Sincere Brethren
Edition of 1905. See also Brethren of Purity on Wikipedia, and the disclaimer.
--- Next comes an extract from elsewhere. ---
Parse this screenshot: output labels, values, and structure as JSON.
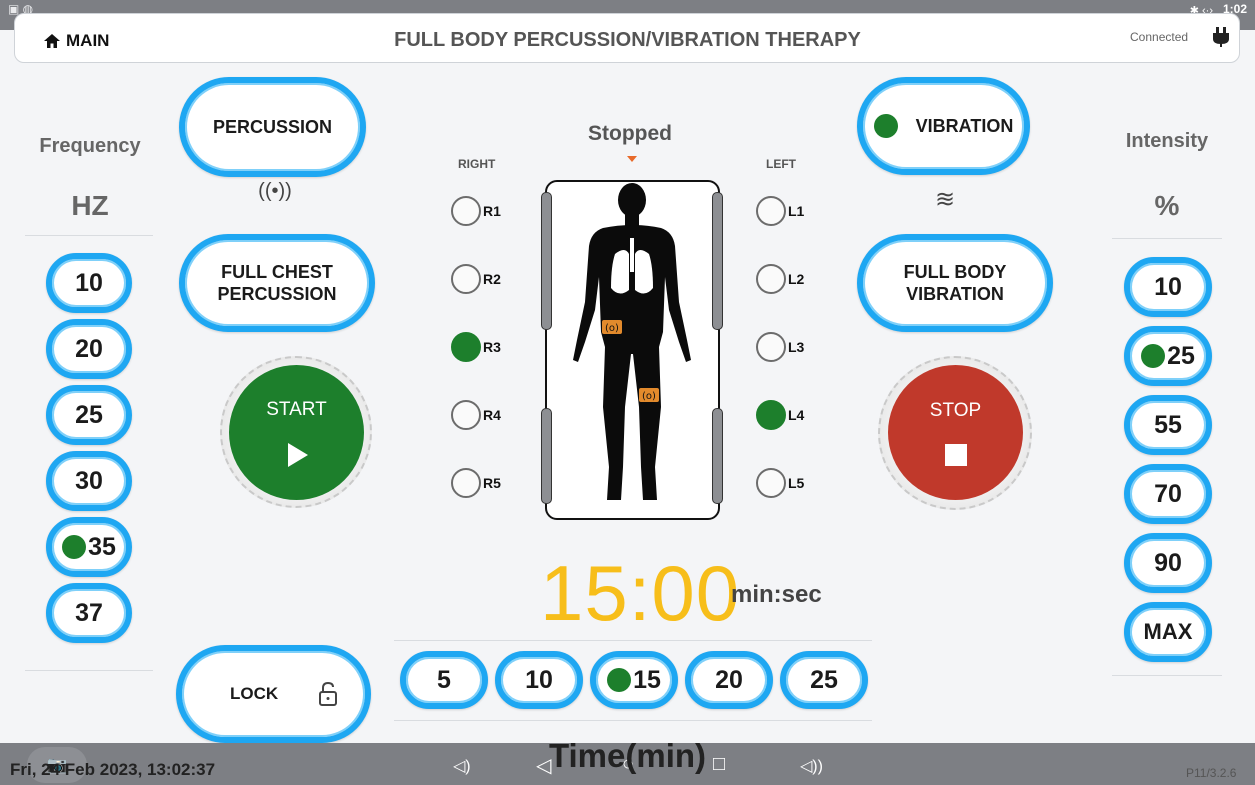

SINCERE BRETHREN (Ar. Ikhwān al-Safā wa-Khullān al-Wafā, the Sincere Brethren and True Friends). A transcendental and scientific order of esoteric nature in Islam, existing at Basra, on the Lower Euphrates, about 1000. (See Shiites.) Little is known of the personality of the members, the leader of whom may have been one Zayd ibn Rifaa. It was a constituent part of their philosophy that perfection could only be reached through the coöperation of souls, each contributing its share to the common treasury of goodness and knowledge; hence logically their association took the form of an esoteric society with a simple organization into which any sincere and helpful-spirited man could enter. The order was divided into four ideal grades: the first for the younger members, and for those of practical ability; the second for those over thirty years, who could fulfill the office of teachers; the third for those over forty, who could rule in the society, their authority being one of mildness and admonition; the fourth for those who were fit to attain the vision of God. The Epistles of the Sincere Brethren (Rasāil Ikhwān al-Ṣafā) consists of fifty-one treatises and is an encyclopædia of the Arabic philosophy of the age, methodically arranged, and bound together by the philosophy of the order. This is based upon Neo-Platonic and other late Greek philosophies, with evident contributions from Oriental mysticism, the authors being Shiite. The doctrine is that of an All-Soul, which first projects matter from itself, and continuously spiritualizes it by emanations; on the other hand, these soul-parts naturally yearn for return to their origin. But this redemption is hampered by the opposition of spirit and matter. The ethics of the encyclopædia, therefore, inculcates the gradual self-purification of those who recognize their spiritual birthright away from sense to God. But while ethically dualistic, the encyclopædia has a pantheistic metaphysics, and is interested in all created things as being immediately derived from God. Hence the work becomes an encyclopædia of all knowledge. The work has been made known to modern Europe through the labors of Dieterici in a series of translations of almost all but the last quarter of the book, published between 1861 and 1872 (Berlin and Leipzig), concluding with a general survey in Die Philosophie der Araber (Leipzig, 1876-79). He has also published as a translation one of the episodes, Der Streit zwischen Mensch und Thier (Berlin, 1858), and its original (ib., 1879); also a selection of the original texts in Abhandlungen der Ichwān es-Safā (ib., 1883-86). Consult also: Flügel, in Zeitschrift der deutschen morgenländischen Gesellschaft, vol. xiii.; and Lane-Poole, Studies in a Mosque (London, 1883).